(DATA FOR REVIEW)

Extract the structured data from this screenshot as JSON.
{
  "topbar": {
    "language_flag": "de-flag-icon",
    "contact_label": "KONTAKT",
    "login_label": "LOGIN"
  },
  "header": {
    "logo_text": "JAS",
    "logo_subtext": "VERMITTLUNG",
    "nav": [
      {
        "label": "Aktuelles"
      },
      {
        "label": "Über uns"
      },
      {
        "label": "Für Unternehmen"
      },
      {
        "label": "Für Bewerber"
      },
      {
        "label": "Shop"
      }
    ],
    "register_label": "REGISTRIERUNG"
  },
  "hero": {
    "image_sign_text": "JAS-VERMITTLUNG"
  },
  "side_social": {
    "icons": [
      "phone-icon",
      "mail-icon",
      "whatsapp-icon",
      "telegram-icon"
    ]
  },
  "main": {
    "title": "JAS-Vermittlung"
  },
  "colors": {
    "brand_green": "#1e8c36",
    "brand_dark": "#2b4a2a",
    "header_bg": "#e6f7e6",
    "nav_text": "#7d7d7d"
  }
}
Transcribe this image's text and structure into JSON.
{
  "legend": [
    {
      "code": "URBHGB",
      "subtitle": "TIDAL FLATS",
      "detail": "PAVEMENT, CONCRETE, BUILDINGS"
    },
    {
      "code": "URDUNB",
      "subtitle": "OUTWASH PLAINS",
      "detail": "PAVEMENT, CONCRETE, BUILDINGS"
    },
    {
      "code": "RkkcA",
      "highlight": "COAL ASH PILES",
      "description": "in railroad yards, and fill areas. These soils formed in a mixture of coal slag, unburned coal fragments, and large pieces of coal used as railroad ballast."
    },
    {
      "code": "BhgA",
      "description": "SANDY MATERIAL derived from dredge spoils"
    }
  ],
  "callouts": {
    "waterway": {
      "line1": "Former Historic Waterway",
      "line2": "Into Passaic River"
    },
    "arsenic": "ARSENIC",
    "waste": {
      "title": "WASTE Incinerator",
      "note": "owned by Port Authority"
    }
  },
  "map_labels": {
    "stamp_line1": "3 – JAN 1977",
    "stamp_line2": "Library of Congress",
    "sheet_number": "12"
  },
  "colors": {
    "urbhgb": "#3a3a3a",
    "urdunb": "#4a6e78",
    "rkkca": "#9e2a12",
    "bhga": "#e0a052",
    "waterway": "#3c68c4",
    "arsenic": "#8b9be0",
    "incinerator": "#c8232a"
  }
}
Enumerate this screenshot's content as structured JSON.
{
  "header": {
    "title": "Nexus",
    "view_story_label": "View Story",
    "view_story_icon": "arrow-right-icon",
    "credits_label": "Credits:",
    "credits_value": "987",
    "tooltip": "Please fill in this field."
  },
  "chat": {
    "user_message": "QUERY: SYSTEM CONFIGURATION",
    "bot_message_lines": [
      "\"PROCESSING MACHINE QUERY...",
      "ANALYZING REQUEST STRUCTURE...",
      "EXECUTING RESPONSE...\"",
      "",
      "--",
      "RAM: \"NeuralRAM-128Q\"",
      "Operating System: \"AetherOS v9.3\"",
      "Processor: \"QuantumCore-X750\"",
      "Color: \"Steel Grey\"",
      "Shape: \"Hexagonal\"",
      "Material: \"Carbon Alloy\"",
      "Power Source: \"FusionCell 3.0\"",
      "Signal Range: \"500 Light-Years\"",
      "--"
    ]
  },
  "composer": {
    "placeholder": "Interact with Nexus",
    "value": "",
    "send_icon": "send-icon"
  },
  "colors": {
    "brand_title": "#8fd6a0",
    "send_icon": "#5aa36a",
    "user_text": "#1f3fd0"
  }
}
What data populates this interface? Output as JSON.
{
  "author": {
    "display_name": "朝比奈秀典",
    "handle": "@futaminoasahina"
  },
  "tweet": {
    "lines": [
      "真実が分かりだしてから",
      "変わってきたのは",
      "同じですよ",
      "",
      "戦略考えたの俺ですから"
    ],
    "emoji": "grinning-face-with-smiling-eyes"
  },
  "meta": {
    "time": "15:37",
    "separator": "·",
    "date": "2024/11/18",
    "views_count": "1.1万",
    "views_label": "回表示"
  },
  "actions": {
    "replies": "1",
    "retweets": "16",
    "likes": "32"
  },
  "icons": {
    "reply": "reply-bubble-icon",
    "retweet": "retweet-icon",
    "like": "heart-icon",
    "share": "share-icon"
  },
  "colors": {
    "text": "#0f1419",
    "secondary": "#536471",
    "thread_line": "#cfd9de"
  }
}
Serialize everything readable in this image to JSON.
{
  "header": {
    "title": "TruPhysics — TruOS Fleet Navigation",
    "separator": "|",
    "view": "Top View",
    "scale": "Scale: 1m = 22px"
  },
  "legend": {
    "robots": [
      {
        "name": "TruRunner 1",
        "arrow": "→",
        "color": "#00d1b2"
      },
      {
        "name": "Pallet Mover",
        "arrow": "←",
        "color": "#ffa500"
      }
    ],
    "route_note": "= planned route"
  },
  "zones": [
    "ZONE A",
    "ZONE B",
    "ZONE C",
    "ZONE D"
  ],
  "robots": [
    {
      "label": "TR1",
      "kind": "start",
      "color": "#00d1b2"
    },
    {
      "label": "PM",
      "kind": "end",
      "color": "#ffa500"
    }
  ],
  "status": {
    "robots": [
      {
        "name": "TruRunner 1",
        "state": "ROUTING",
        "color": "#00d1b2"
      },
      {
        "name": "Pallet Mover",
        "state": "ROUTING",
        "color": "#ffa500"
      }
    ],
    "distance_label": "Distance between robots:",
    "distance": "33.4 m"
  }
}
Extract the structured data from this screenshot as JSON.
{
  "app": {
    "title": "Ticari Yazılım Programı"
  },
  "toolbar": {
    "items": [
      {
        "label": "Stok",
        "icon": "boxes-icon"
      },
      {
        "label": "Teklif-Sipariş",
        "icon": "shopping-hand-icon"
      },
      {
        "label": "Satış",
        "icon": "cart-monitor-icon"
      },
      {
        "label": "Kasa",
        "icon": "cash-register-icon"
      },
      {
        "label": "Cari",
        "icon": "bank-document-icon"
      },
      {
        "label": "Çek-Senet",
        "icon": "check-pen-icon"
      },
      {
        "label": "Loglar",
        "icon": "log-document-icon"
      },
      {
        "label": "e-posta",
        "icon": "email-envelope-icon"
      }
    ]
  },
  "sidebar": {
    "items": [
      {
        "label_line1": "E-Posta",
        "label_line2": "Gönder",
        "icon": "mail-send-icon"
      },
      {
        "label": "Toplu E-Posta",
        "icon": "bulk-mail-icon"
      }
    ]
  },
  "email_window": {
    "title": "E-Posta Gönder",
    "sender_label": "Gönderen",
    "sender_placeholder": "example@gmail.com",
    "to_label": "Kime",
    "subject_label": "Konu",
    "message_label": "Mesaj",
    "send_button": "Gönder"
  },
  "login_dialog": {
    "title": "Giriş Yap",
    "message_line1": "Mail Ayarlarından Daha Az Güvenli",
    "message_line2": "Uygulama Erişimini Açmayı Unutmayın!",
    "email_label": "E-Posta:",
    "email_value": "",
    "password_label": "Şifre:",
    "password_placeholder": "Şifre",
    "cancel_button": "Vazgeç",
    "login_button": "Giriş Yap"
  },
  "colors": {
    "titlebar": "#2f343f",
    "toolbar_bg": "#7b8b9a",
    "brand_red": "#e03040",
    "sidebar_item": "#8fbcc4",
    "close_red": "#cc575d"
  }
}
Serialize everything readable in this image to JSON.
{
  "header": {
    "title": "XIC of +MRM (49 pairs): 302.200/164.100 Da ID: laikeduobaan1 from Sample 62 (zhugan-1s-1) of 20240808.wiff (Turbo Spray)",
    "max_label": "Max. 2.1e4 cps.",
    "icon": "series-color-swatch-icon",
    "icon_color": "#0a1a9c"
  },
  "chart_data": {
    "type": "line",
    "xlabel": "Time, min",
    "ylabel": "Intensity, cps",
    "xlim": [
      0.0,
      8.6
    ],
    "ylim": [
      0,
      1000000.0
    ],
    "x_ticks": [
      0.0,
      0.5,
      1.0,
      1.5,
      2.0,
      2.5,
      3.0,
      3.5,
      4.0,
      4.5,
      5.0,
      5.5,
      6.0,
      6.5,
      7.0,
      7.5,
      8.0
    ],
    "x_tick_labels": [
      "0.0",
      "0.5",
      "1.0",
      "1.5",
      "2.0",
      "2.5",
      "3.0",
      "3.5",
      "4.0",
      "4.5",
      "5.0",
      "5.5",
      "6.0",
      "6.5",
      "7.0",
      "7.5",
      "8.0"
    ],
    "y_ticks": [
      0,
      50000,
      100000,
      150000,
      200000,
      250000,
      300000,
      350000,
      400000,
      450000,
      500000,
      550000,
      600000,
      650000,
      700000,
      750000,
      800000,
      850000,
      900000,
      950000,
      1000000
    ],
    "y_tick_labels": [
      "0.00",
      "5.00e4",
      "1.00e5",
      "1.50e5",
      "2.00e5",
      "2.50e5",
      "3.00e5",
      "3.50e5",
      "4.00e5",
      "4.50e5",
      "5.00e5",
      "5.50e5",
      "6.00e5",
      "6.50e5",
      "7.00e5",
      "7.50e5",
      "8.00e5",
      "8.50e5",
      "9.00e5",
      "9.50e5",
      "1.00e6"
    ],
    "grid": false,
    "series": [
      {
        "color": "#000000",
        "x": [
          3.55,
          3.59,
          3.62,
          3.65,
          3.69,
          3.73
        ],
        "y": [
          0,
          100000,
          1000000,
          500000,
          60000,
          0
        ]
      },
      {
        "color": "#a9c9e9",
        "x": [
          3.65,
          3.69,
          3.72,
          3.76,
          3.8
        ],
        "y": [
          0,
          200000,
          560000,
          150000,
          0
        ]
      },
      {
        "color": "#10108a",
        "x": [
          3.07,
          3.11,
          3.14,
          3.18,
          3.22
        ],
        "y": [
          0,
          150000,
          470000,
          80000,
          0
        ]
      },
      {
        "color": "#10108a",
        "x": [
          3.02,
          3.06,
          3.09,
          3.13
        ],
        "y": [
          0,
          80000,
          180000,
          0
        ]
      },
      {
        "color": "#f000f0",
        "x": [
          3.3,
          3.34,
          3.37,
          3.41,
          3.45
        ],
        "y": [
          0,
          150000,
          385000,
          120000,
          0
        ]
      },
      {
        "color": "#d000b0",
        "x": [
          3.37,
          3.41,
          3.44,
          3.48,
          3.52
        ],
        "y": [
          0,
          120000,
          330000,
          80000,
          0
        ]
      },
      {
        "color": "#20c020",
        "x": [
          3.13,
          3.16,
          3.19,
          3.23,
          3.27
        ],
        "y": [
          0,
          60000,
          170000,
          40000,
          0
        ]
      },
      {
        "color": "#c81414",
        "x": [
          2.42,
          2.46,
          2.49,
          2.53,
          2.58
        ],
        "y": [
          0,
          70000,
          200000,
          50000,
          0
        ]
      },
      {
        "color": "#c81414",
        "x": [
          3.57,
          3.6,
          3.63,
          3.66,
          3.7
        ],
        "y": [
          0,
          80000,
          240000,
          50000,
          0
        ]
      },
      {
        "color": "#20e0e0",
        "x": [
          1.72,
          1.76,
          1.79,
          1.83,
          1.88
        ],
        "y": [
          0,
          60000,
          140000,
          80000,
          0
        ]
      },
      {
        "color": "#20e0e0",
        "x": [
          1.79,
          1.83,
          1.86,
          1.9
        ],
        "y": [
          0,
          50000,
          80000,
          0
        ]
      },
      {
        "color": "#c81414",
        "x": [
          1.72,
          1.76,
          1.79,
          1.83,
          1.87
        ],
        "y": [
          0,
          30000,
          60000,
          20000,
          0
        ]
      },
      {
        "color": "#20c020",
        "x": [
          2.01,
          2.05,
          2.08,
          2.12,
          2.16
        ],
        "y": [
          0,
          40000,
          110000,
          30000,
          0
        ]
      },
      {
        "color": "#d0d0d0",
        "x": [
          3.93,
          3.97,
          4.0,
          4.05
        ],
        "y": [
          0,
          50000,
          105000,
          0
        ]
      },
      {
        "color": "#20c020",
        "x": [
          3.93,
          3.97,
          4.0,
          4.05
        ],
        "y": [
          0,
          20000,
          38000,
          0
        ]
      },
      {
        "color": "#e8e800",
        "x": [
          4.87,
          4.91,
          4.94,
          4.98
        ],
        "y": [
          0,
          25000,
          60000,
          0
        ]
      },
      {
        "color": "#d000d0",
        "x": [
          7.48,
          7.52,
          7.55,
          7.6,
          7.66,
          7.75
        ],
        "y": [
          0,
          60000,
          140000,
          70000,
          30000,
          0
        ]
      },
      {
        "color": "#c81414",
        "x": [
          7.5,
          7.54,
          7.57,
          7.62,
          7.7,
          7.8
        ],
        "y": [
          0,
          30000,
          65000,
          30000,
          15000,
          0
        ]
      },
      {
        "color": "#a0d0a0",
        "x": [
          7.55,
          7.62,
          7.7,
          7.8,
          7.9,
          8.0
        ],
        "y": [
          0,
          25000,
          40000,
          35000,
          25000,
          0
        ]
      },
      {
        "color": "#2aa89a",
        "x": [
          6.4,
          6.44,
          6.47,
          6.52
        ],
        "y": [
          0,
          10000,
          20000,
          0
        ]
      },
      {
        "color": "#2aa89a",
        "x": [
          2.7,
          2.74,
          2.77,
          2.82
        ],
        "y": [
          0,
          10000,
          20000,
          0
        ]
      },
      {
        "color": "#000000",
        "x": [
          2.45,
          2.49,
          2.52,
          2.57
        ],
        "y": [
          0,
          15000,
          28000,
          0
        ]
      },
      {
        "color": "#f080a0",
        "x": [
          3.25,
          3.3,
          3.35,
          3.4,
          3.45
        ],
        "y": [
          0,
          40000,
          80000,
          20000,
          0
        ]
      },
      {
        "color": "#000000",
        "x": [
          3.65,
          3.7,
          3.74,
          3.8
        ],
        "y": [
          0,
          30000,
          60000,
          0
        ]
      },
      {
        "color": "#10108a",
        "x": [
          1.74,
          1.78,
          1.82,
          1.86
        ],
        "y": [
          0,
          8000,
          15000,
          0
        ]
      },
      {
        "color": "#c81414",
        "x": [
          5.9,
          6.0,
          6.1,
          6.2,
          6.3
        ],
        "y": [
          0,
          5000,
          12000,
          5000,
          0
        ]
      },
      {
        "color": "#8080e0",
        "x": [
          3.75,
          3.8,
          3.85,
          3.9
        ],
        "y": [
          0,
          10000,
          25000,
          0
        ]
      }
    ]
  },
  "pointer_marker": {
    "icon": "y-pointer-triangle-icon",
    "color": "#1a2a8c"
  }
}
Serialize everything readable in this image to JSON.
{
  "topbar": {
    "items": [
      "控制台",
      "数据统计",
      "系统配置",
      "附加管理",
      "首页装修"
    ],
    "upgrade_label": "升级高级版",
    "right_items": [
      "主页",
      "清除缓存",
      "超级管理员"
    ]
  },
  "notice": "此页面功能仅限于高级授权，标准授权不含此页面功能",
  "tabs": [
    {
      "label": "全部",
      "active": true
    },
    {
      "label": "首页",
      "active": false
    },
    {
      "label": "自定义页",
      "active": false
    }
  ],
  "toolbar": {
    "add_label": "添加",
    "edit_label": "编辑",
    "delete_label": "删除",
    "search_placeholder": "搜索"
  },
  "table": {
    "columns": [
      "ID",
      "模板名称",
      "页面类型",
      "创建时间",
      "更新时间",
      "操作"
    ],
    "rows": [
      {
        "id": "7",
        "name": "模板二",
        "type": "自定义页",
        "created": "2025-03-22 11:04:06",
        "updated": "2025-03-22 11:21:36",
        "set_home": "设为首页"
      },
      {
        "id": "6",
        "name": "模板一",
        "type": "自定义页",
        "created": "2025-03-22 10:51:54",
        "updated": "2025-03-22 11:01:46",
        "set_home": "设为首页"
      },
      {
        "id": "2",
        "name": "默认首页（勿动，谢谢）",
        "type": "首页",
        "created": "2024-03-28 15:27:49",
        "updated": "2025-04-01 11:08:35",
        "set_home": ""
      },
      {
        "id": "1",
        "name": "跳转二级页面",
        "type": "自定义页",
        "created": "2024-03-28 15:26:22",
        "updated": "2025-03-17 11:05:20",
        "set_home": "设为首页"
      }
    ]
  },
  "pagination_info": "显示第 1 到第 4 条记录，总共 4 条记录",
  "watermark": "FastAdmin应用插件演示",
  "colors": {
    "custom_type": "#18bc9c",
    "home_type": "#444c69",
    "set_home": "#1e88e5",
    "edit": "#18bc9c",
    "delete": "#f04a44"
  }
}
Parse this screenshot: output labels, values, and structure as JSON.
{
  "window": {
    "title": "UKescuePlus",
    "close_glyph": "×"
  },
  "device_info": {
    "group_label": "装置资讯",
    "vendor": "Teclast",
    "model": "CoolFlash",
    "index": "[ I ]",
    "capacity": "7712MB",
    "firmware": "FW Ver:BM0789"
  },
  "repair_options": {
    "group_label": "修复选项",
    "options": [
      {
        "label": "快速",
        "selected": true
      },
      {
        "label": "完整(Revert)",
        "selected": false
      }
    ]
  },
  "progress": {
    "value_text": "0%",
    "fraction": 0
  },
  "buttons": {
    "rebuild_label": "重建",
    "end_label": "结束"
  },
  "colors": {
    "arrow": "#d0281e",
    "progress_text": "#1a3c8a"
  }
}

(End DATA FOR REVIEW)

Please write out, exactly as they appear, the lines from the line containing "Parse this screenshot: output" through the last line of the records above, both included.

RESULT OF THE EXERCISE:
Parse this screenshot: output labels, values, and structure as JSON.
{
  "window": {
    "title": "UKescuePlus",
    "close_glyph": "×"
  },
  "device_info": {
    "group_label": "装置资讯",
    "vendor": "Teclast",
    "model": "CoolFlash",
    "index": "[ I ]",
    "capacity": "7712MB",
    "firmware": "FW Ver:BM0789"
  },
  "repair_options": {
    "group_label": "修复选项",
    "options": [
      {
        "label": "快速",
        "selected": true
      },
      {
        "label": "完整(Revert)",
        "selected": false
      }
    ]
  },
  "progress": {
    "value_text": "0%",
    "fraction": 0
  },
  "buttons": {
    "rebuild_label": "重建",
    "end_label": "结束"
  },
  "colors": {
    "arrow": "#d0281e",
    "progress_text": "#1a3c8a"
  }
}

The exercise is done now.